[Start of Attachment]
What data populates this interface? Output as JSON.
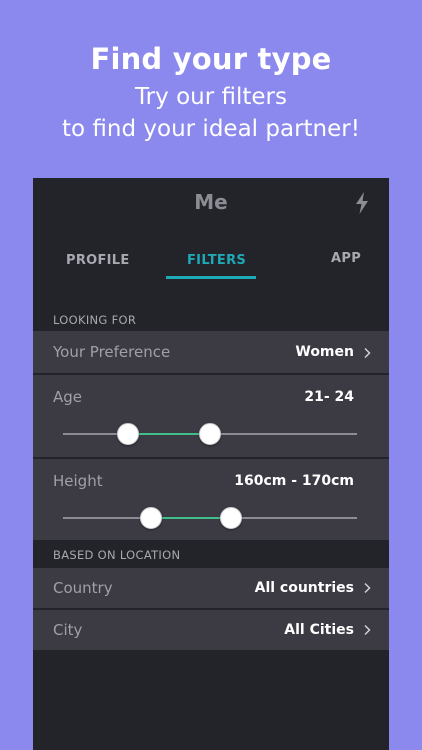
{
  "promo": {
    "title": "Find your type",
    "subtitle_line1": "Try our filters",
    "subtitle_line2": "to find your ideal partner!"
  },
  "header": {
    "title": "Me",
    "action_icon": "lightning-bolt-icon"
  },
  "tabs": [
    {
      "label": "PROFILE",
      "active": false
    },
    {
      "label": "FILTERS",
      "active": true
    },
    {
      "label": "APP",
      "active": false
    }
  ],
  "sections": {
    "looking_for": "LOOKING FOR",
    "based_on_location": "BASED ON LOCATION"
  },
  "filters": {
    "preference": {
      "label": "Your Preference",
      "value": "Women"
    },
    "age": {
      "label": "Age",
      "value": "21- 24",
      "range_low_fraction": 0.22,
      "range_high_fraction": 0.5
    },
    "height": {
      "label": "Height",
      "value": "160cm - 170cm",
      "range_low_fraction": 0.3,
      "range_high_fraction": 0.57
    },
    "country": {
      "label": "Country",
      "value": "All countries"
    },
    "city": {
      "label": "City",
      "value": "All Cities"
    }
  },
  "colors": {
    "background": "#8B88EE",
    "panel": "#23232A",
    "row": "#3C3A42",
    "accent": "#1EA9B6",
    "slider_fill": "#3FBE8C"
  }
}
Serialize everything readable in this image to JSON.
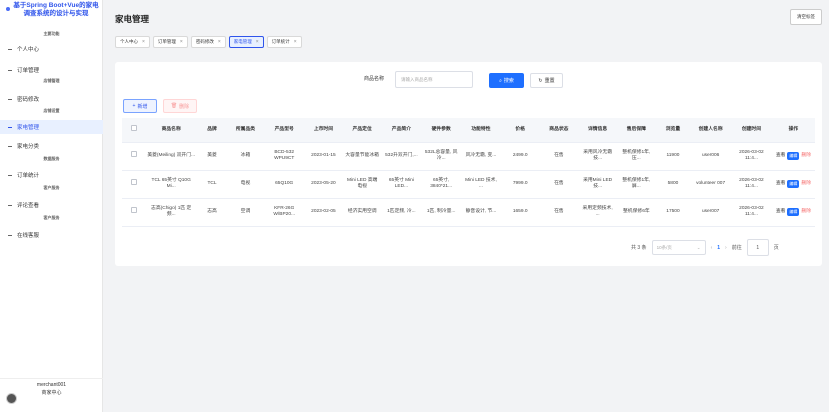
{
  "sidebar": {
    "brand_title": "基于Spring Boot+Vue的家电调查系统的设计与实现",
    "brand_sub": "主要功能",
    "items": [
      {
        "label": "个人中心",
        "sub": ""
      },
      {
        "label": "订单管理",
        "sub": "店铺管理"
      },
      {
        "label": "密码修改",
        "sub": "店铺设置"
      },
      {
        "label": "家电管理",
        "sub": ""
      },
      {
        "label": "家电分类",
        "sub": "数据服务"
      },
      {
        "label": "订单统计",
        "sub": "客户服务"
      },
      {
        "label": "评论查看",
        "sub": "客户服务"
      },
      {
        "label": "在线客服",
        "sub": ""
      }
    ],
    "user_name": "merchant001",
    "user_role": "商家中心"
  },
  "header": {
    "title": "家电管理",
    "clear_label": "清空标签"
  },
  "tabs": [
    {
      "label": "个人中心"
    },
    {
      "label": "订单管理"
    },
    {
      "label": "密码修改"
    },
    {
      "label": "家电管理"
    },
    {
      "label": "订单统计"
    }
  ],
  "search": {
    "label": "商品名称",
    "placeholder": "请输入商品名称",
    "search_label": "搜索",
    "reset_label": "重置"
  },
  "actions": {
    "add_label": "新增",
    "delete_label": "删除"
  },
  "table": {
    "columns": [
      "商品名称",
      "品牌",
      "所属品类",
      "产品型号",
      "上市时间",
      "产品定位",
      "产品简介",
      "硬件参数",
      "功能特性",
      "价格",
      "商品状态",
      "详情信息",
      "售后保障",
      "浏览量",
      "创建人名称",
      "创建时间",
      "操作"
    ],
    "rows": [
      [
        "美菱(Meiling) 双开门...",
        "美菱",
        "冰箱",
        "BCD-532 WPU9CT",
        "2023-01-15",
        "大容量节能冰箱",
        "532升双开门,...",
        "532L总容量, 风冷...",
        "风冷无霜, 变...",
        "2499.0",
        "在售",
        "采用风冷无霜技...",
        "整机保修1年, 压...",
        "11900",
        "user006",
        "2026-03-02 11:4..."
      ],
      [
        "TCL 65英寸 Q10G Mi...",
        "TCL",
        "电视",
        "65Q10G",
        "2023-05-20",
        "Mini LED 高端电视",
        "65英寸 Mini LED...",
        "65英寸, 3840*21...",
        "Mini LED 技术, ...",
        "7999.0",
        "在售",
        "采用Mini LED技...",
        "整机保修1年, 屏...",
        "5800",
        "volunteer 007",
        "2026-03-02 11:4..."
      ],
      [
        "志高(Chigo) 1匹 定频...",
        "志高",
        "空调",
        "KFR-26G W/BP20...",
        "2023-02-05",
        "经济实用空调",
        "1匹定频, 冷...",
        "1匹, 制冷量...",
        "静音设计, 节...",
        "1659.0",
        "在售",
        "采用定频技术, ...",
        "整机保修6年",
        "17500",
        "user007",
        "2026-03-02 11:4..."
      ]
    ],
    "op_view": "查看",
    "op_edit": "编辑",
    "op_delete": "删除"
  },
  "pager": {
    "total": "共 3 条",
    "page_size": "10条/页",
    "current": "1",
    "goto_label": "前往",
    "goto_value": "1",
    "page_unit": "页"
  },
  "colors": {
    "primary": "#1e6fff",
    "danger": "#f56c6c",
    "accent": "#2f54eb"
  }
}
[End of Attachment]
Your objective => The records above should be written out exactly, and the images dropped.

Your solution =>
What data populates this interface? Output as JSON.
{
  "promo": {
    "title": "Find your type",
    "subtitle_line1": "Try our filters",
    "subtitle_line2": "to find your ideal partner!"
  },
  "header": {
    "title": "Me",
    "action_icon": "lightning-bolt-icon"
  },
  "tabs": [
    {
      "label": "PROFILE",
      "active": false
    },
    {
      "label": "FILTERS",
      "active": true
    },
    {
      "label": "APP",
      "active": false
    }
  ],
  "sections": {
    "looking_for": "LOOKING FOR",
    "based_on_location": "BASED ON LOCATION"
  },
  "filters": {
    "preference": {
      "label": "Your Preference",
      "value": "Women"
    },
    "age": {
      "label": "Age",
      "value": "21- 24",
      "range_low_fraction": 0.22,
      "range_high_fraction": 0.5
    },
    "height": {
      "label": "Height",
      "value": "160cm - 170cm",
      "range_low_fraction": 0.3,
      "range_high_fraction": 0.57
    },
    "country": {
      "label": "Country",
      "value": "All countries"
    },
    "city": {
      "label": "City",
      "value": "All Cities"
    }
  },
  "colors": {
    "background": "#8B88EE",
    "panel": "#23232A",
    "row": "#3C3A42",
    "accent": "#1EA9B6",
    "slider_fill": "#3FBE8C"
  }
}
Serialize everything readable in this image to JSON.
{
  "sidebar": {
    "brand_title": "基于Spring Boot+Vue的家电调查系统的设计与实现",
    "brand_sub": "主要功能",
    "items": [
      {
        "label": "个人中心",
        "sub": ""
      },
      {
        "label": "订单管理",
        "sub": "店铺管理"
      },
      {
        "label": "密码修改",
        "sub": "店铺设置"
      },
      {
        "label": "家电管理",
        "sub": ""
      },
      {
        "label": "家电分类",
        "sub": "数据服务"
      },
      {
        "label": "订单统计",
        "sub": "客户服务"
      },
      {
        "label": "评论查看",
        "sub": "客户服务"
      },
      {
        "label": "在线客服",
        "sub": ""
      }
    ],
    "user_name": "merchant001",
    "user_role": "商家中心"
  },
  "header": {
    "title": "家电管理",
    "clear_label": "清空标签"
  },
  "tabs": [
    {
      "label": "个人中心"
    },
    {
      "label": "订单管理"
    },
    {
      "label": "密码修改"
    },
    {
      "label": "家电管理"
    },
    {
      "label": "订单统计"
    }
  ],
  "search": {
    "label": "商品名称",
    "placeholder": "请输入商品名称",
    "search_label": "搜索",
    "reset_label": "重置"
  },
  "actions": {
    "add_label": "新增",
    "delete_label": "删除"
  },
  "table": {
    "columns": [
      "商品名称",
      "品牌",
      "所属品类",
      "产品型号",
      "上市时间",
      "产品定位",
      "产品简介",
      "硬件参数",
      "功能特性",
      "价格",
      "商品状态",
      "详情信息",
      "售后保障",
      "浏览量",
      "创建人名称",
      "创建时间",
      "操作"
    ],
    "rows": [
      [
        "美菱(Meiling) 双开门...",
        "美菱",
        "冰箱",
        "BCD-532 WPU9CT",
        "2023-01-15",
        "大容量节能冰箱",
        "532升双开门,...",
        "532L总容量, 风冷...",
        "风冷无霜, 变...",
        "2499.0",
        "在售",
        "采用风冷无霜技...",
        "整机保修1年, 压...",
        "11900",
        "user006",
        "2026-03-02 11:4..."
      ],
      [
        "TCL 65英寸 Q10G Mi...",
        "TCL",
        "电视",
        "65Q10G",
        "2023-05-20",
        "Mini LED 高端电视",
        "65英寸 Mini LED...",
        "65英寸, 3840*21...",
        "Mini LED 技术, ...",
        "7999.0",
        "在售",
        "采用Mini LED技...",
        "整机保修1年, 屏...",
        "5800",
        "volunteer 007",
        "2026-03-02 11:4..."
      ],
      [
        "志高(Chigo) 1匹 定频...",
        "志高",
        "空调",
        "KFR-26G W/BP20...",
        "2023-02-05",
        "经济实用空调",
        "1匹定频, 冷...",
        "1匹, 制冷量...",
        "静音设计, 节...",
        "1659.0",
        "在售",
        "采用定频技术, ...",
        "整机保修6年",
        "17500",
        "user007",
        "2026-03-02 11:4..."
      ]
    ],
    "op_view": "查看",
    "op_edit": "编辑",
    "op_delete": "删除"
  },
  "pager": {
    "total": "共 3 条",
    "page_size": "10条/页",
    "current": "1",
    "goto_label": "前往",
    "goto_value": "1",
    "page_unit": "页"
  },
  "colors": {
    "primary": "#1e6fff",
    "danger": "#f56c6c",
    "accent": "#2f54eb"
  }
}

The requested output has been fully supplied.